Interleukin-6 also has an indirect effect on the hyperexcitability of adjacent pain transmitting neurons by enhancing the release of substance P and other neuropeptides from presynaptic primary afferent terminals. Among the pathological effects of substance P is the ability to potentiate the excitation of nociceptive neurons leading to prolonged postsynaptic excitations.[22, 23] Neuronally derived substance P, in turn, can contribute to the release of chemokines from glial cells which can lead to exacerbation of the inflammatory process. Understanding of neuropathic pain in the CKCS formerly was focused primarily on neuronal mechanisms. It was proposed to be caused by damage to the spinothalamic tract,[3, 6, 24, 25] deafferentation and denervation with hyperexcitability of neurons, disinhibition or imbalance between pathways, as well as reorganization, of primary afferents and remapping of central neurons.[26-29] However, the presence of substance P and interleukin-6 in the CSF of CKCSs with pain suggests a role of activated glial cells as modulators of pain after cell damage in these dogs. Activated glial cells also have been identified in histopathological examination of the spinal cord of CKCSs with syringomyelia.
We could not detect tumor necrosis factor alpha in either group of dogs. Proinflammatory cytokines often are sequentially released in a cascade in which tumor necrosis factor alpha typically is produced first, causing the induction of interleukin-1, which in turn causes the induction of interleukin-6. Thus, tumor necrosis factor alpha is usually detected in acute inflammatory conditions, which most likely explains the absence of tumor necrosis factor alpha in the CSF specimens of dogs with syringomyelia, known to be a chronic process. Our results also confirm previous findings of others, which also only detected increased interleukin-6 but no tumor necrosis factor alpha in CSF of different pain-related conditions, including regional pain syndrome or lumbar radiculopathy.[31-33]
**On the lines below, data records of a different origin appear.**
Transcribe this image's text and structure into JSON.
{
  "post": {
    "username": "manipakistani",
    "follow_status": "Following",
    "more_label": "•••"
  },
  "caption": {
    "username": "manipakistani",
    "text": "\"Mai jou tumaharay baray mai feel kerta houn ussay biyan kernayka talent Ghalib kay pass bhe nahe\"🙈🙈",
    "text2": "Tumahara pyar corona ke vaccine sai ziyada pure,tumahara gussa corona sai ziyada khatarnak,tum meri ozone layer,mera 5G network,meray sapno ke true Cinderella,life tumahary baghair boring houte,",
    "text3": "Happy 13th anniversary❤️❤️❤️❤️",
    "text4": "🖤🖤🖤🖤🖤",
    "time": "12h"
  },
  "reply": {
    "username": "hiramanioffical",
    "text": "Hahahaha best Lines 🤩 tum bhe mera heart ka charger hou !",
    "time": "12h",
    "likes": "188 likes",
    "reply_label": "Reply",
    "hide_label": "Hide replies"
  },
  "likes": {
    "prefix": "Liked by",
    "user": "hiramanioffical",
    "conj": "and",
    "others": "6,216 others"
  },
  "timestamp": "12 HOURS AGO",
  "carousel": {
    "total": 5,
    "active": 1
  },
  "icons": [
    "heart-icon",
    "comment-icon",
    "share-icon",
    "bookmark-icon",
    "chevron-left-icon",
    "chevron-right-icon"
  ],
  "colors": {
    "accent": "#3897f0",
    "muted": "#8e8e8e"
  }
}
The relationship between syringomyelia morphology and increased concentrations of interleukin-6 and substance P remains elusive. Asymmetrical syringomyelia also has been found to produce clinical signs in human patients, and patients with asymmetrical syringomyelia seem to be less responsive to surgical intervention. Symmetrical syringomyelia on the other hand also does not produce clinical signs in human patients, which supports the role of asymmetry in the pathogenesis of pain in both humans and dogs. Sections from the spinal cord of symptomatic CKCSs have reinforced the role of asymmetrical syringomyelia deviating into the dorsal horn in these dogs. CKCSs with pain show greater degrees of syrinx-associated tissue loss and degeneration of neurons in the gray matter accompanied by proliferation of astrocytes. Syringomyelia margins were well defined and sometimes lined with collagen in symptomatic dogs. In contrast, syringomyelia in asymptomatic CKCSs has not only been found to be symmetrical, but the parenchyma adjacent to the syringomyelia was spongiotic and edematous. Reactive glial cells were not found in the dogs without clinical signs of pain, and adaptive reactions of the parenchyma were lacking. This difference in parenchymal reaction between dogs is striking. It remains unclear why some dogs respond with repair and adaption to the mechanical forces of the expanding syringomyelia and others do not. Different mechanisms in the pathogenesis could perhaps determine outcome and the clinical features of the condition. The extent of pressure in the central canal, the onset and duration of increased pressure and its fluctuations might be influential factors for different tissue reactions and distinct cavitary patterns.